Mobile hype has reached a feverish level. There appear to be two poles: "You have to do mobile!" and "Mobile is just a fad." But smartphones are certainly no fad. Forrester forecasts 100 million smartphones in the U.S. by the end of 2011; worldwide Google activates 400,000 Android devices a day.
What's different here for marketers is not just mobile devices, but the context-based experiences they deliver -- as described in Forrester analyst Julie Ask's just-released report "The Future Of Mobile Is User Context."

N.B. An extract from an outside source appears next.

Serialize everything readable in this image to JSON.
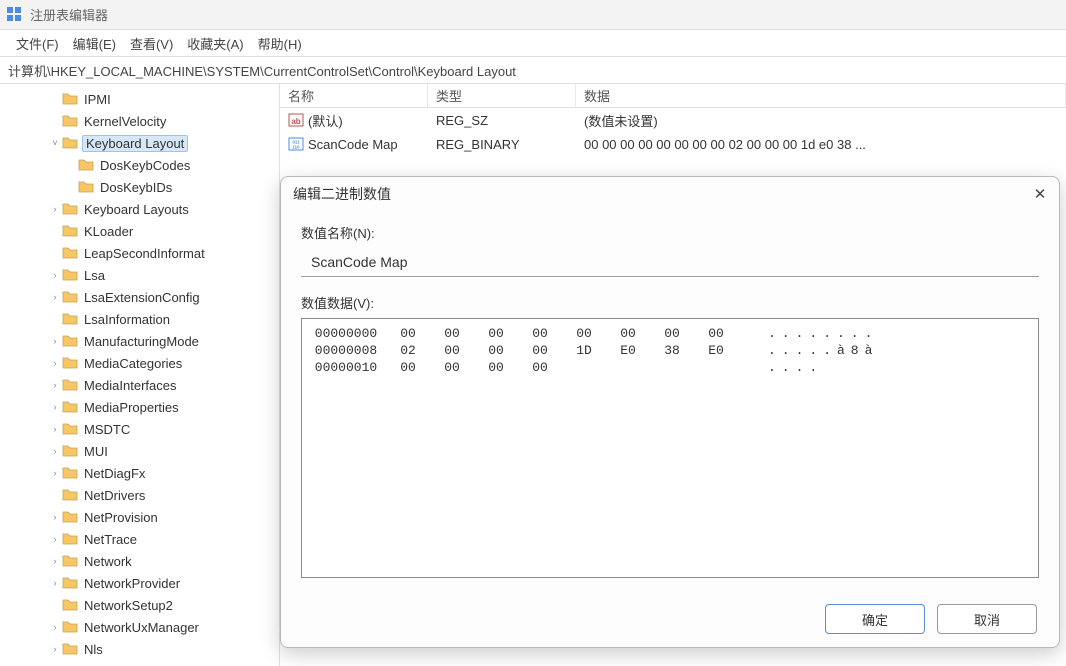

Too many apps built today treat the smartphone as a little PC. That's the wrong way to think about it. Mobile experiences make up for their interface limitations with knowledge. When a phone knows where you are, what you're doing, your identity and history, and even potentially your attitudes -- based on what you've done in the past year and the past five minutes -- it can help predict and deliver what you want right now. This is the context that makes mobile devices more intimate and completely different from traditional web experiences.
Jump ahead a few years. Based on our interviews with device manufacturers, it has come clear that what's in today's iPhone or Android phone -- GPS, accelerometers and compasses to detect orientation, high-res displays -- will be in everybody's phones very soon. The advanced phones will know if you're indoors, what other connected devices are nearby, and (with dual cameras now coming) what your surroundings are like in three dimensions. Combined with interface improvements based on voice and gesture, these advances will make smart mobile devices even smarter about what you want -- a development marketers must anticipate.
Rather than chase this technology, marketers should build a roadmap to integrate with it in four stages.
1. Master the basics. Half the companies we interviewed for the report haven't gotten beyond the "help you find the nearest store" type apps. If you've got products or services to deliver, build up the data around those items to make it easier to deliver them based on context.
2. Layer in intelligence. Use data and context to create more engaging experiences, like reminding you when a flight is late and suggesting things to do while you wait.
3. Break from PC contexts. Create experiences that are distinctly un-Weblike, based on knowledge of who the customer is , her history, and her complete context (like who else is with her right now).
4. Embrace motion as a control mechanism. The most engaging apps right now respond to actions like shaking and bumping phones. What's the appropriate action for your customer?
Where you are on this path depends on your company. If you're competing by differentiating, have retail locations, or work in mobile-forward industries like gaming and media, you must move aggressively to deliver these new levels of mobile experience -- your customers will demand it, and your competitors are already working to deliver it. If you compete based on cost in a slower-moving industry like insurance or business services, start with stage 1 and know where you're headed. Focus on your consumers' pain points and behavior, not just on what information you can fling into a mobile app. But failing to get on this path -- or failing to notice it at all -- is a big mistakes right now. Mobile is the future of interactivity -- you'd better prepare for the future of mobile.